We call this the Fund for Leaders in Mission for a reason. The fund is the church’s response to provide a new and necessary source of revenue for our mission-driven system of theological education. The “merit” we are rewarding through the fund is our students’ vocations and the seminaries’ commitments to serve the mission of the church.
In establishing this fund, the ELCA has had to commit itself to new forms of work somewhat alien to our church culture. First, since tuition now plays a more significant part of the financing of theological education than in the past, we not only need to find a way to fund this cost, but we need to work hard not to convey to our congregations that the full cost of seminary education is funded if tuition costs are covered. Second, the fund is another step taken by the ELCA—along with the rest of North American theological education—into multiform “gifts and grants” mechanisms for funding theological education. This is new territory for a church committed historically to more centralized means of funding seminaries, and it will require new leadership skills and wisdom.

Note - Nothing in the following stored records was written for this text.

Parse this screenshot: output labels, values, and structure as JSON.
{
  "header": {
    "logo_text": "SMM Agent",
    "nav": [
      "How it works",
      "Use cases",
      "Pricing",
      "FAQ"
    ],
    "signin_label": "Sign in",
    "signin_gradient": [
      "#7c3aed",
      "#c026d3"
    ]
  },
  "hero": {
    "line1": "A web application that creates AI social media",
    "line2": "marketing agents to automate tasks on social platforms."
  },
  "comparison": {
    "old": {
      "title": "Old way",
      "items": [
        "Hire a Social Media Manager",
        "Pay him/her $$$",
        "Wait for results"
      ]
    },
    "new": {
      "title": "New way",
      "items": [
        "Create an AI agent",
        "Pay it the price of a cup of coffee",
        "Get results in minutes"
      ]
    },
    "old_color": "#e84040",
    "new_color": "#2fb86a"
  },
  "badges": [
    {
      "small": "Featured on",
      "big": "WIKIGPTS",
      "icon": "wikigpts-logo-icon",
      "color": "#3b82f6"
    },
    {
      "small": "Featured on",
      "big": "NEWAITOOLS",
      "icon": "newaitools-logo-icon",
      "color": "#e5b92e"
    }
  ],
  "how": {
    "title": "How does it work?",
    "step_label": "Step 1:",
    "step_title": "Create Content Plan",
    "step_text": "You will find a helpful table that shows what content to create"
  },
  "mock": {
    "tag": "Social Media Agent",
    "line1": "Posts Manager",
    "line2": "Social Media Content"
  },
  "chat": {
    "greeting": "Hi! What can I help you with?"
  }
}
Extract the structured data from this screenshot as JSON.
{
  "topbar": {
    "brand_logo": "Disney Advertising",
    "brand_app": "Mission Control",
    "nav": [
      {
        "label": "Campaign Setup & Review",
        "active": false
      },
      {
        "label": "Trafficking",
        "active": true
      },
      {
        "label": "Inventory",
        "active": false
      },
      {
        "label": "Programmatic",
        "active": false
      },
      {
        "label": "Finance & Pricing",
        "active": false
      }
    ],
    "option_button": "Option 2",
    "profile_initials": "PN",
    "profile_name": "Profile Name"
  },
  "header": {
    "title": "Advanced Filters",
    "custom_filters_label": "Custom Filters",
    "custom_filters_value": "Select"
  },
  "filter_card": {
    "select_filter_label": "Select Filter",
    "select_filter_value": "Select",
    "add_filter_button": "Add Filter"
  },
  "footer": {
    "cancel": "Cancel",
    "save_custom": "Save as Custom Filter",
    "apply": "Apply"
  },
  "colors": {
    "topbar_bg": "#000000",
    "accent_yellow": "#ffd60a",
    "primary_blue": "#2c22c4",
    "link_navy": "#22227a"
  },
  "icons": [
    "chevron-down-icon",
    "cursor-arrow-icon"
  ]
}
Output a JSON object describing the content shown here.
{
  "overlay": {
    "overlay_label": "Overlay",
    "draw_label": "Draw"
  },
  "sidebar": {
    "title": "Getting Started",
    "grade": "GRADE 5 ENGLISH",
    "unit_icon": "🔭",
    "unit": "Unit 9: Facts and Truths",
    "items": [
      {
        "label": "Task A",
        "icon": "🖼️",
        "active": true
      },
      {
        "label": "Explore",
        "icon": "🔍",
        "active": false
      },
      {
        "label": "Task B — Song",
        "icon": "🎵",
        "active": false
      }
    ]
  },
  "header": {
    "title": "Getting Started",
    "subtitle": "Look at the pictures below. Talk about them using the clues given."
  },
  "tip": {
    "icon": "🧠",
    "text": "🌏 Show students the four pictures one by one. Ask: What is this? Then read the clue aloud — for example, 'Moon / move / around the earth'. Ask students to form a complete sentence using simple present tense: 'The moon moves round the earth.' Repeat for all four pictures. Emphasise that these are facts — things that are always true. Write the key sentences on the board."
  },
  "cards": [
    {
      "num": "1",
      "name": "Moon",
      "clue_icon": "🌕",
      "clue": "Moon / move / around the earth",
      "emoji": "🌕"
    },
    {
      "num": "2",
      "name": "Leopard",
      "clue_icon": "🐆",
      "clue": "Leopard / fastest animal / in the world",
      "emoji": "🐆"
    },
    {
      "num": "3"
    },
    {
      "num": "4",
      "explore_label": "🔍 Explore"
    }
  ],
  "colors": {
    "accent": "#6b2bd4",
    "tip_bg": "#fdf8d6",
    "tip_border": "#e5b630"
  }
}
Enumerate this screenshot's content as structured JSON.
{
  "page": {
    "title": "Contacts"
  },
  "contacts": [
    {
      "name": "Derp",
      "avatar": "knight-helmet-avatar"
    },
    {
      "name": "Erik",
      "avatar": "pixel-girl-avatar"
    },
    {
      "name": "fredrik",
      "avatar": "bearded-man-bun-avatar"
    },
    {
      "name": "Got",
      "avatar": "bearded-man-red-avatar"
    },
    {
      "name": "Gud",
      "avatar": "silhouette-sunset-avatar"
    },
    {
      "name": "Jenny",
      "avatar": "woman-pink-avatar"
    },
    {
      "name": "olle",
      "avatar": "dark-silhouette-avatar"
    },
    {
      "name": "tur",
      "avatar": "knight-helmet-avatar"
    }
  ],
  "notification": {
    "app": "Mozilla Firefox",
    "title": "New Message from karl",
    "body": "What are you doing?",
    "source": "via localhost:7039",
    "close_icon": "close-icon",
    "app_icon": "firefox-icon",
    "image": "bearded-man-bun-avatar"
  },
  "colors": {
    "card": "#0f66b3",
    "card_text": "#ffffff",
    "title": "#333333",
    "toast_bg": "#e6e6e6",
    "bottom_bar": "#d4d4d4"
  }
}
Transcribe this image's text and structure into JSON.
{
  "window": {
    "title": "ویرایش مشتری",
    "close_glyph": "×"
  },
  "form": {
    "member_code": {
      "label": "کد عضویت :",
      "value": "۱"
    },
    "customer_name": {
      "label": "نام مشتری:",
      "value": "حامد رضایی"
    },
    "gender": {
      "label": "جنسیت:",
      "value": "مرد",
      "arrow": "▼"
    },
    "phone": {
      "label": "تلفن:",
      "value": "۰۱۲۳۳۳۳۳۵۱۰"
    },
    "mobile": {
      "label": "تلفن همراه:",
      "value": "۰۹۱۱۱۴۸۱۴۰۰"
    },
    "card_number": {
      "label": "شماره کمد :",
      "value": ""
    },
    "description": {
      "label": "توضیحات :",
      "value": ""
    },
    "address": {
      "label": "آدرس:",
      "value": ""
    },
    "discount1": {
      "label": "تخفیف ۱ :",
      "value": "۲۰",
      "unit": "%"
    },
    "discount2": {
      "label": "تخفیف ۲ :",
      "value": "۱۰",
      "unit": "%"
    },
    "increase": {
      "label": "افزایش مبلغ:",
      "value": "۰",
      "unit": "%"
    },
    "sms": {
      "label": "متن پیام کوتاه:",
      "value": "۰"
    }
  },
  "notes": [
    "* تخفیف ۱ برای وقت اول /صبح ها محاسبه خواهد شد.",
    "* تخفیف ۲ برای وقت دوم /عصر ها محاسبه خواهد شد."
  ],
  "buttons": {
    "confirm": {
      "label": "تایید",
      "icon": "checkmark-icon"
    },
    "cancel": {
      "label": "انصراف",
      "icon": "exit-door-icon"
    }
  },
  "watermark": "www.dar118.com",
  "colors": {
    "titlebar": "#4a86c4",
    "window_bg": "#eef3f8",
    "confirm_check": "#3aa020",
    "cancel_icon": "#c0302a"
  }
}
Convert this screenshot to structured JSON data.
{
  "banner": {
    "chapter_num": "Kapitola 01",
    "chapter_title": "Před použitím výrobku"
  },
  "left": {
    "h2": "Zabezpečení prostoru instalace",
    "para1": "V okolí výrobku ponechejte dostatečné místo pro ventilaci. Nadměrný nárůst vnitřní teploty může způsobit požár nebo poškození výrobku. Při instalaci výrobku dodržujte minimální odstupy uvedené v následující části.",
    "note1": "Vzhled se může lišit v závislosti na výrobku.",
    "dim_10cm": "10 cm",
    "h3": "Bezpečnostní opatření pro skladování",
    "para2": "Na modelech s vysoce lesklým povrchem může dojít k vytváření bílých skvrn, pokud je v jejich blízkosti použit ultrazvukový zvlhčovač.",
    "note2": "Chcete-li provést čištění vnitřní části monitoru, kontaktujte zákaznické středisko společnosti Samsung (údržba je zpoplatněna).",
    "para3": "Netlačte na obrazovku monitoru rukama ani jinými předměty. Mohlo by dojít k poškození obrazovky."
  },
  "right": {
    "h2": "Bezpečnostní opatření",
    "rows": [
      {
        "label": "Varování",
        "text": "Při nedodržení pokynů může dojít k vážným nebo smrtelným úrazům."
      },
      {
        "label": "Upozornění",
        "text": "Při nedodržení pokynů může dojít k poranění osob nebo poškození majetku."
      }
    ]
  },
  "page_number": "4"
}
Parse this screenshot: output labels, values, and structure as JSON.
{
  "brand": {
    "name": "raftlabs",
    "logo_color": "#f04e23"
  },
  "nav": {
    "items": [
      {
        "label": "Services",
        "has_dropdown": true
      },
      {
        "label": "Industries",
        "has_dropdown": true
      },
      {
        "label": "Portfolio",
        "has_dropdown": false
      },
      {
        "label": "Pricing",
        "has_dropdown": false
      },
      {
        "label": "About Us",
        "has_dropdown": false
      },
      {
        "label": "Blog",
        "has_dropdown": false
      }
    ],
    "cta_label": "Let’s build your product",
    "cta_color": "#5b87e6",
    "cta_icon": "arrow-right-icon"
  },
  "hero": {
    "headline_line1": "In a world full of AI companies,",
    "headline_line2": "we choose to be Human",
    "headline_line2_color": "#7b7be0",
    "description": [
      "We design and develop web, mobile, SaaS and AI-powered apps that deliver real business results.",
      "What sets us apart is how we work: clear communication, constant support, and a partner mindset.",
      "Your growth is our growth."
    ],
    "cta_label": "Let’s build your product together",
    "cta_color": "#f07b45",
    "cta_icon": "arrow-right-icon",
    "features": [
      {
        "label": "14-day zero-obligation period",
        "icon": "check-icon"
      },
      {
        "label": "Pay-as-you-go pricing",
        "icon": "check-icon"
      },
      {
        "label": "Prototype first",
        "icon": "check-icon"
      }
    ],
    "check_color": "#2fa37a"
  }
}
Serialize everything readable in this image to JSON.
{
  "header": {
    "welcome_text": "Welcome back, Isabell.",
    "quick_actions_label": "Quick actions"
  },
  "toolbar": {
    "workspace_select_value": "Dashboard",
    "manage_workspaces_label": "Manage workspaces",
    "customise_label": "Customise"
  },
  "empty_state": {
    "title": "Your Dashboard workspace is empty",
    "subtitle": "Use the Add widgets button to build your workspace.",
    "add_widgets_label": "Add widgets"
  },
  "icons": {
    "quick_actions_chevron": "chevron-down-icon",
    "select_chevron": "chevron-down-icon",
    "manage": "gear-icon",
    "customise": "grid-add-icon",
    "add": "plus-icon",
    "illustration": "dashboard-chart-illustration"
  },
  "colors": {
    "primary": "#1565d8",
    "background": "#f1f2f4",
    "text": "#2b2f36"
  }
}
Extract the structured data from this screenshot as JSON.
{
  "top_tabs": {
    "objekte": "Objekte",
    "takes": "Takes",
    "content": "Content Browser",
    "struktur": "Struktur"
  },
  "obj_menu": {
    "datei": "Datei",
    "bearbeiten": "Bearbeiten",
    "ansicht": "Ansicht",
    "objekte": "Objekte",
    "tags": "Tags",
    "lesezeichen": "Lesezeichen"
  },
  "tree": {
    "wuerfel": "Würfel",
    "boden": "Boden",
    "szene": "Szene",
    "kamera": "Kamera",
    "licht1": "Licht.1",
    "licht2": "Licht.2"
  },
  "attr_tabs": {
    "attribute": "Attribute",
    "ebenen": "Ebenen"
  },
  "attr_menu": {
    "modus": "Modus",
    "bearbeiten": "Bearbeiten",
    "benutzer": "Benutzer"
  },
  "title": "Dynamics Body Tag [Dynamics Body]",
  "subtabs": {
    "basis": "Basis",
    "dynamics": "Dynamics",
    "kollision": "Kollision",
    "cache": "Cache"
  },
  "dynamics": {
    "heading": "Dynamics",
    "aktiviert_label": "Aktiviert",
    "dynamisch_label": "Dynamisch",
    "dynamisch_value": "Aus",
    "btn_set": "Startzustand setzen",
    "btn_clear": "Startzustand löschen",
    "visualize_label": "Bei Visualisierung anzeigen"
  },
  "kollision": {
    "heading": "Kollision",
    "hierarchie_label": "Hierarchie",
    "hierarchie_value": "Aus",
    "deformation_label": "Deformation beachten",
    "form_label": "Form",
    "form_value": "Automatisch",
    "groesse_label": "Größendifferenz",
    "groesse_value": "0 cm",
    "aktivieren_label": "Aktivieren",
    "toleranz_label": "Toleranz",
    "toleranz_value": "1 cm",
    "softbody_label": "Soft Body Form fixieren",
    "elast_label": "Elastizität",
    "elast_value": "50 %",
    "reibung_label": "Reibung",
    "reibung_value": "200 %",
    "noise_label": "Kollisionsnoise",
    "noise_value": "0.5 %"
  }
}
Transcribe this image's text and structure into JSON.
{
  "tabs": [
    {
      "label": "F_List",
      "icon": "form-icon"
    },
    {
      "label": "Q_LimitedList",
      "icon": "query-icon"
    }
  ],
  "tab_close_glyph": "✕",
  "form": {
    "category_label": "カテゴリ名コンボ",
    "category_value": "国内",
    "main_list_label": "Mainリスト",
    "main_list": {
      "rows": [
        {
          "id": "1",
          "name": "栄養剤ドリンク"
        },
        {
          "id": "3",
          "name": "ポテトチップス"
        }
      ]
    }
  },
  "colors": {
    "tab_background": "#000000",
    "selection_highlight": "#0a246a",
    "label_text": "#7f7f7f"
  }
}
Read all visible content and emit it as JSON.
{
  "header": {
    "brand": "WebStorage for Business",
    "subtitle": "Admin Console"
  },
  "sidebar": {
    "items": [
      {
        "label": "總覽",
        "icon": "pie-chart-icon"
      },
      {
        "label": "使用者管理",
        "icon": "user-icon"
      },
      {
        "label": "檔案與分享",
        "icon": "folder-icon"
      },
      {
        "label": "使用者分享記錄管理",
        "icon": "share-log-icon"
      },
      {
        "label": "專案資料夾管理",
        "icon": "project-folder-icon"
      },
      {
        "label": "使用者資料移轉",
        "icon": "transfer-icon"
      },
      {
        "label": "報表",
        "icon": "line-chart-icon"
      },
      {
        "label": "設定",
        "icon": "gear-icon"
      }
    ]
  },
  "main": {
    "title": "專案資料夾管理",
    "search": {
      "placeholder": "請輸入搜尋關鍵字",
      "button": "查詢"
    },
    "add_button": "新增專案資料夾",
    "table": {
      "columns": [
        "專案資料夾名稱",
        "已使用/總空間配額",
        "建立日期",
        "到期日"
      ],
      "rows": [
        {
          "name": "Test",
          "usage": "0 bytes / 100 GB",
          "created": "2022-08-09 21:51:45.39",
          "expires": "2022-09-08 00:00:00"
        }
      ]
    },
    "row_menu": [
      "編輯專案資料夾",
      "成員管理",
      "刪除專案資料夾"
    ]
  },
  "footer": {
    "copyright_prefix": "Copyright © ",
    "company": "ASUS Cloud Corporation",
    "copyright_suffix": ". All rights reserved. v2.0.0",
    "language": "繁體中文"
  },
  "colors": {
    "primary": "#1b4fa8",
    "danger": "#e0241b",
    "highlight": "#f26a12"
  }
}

—Mark N. Wilhelm
Mark N. Wilhelm is associate director for theological education of the Evangelical Lutheran Church in America.
The current quandary vexing all institutional investors is, of course, also troubling seminary trustees. Are we facing up to our fiduciary duty in monitoring endowment portfolios when values are down in distressing amounts? If misery loves company, the great majority of school portfolios share the pain.
One axiom is to stay in touch with the fund’s professional managers. It is a good time to clarify and evaluate the fund’s goals. Are the fund’s managers in congruence with the equity/fixed income ratios set by the Trustees? Is the asset allocation, the risk/return objective, and the income objective clear on both sides? The question of the moment is how quickly managers should re-balance portfolios when the equity side is depressed. This may be an opportune moment to add to equity holdings since they are likely to be undervalued in the asset mix at present.
Most institutional investors, though quite aware and alert to the current market, have developed the virtue of patience. They know, in the old Wall Street axiom, “you can’t fight the market.” A diversified portfolio has some defensive characteristics, but the guiding principle is the fact that these are permanent funds. The trustees can wait for the recovery, which always comes, albeit slowly. Apart from some temporary, or working capital funds, these assets, especially in the minds of original donors, are there forever. It is thus most prudent for trustees to invest for the long run and for total return.
In addition to being actively in touch with the fund’s managers, trustees should annually review the draw rate taken from the funds. This rate should not be driven by the school’s needs, but rather by long-term trends in the return on the portfolio adjusted to reflect inflation rates. While providing a fair return for school operations, many endowment portfolios have grown more from internal gains than from fund-raising additions.
Long-term investors know that markets go down. But historically they go up more than they go down. Pay attention, monitor, adjust, but the most important attribute will be patience.
Richard E. Ice
Richard E. Ice is the chair of the business and investment committee at Graduate Theological Union, Berkeley, California, and a trustee and past chair of the board of American Baptist Seminary of the West, Berkeley, California.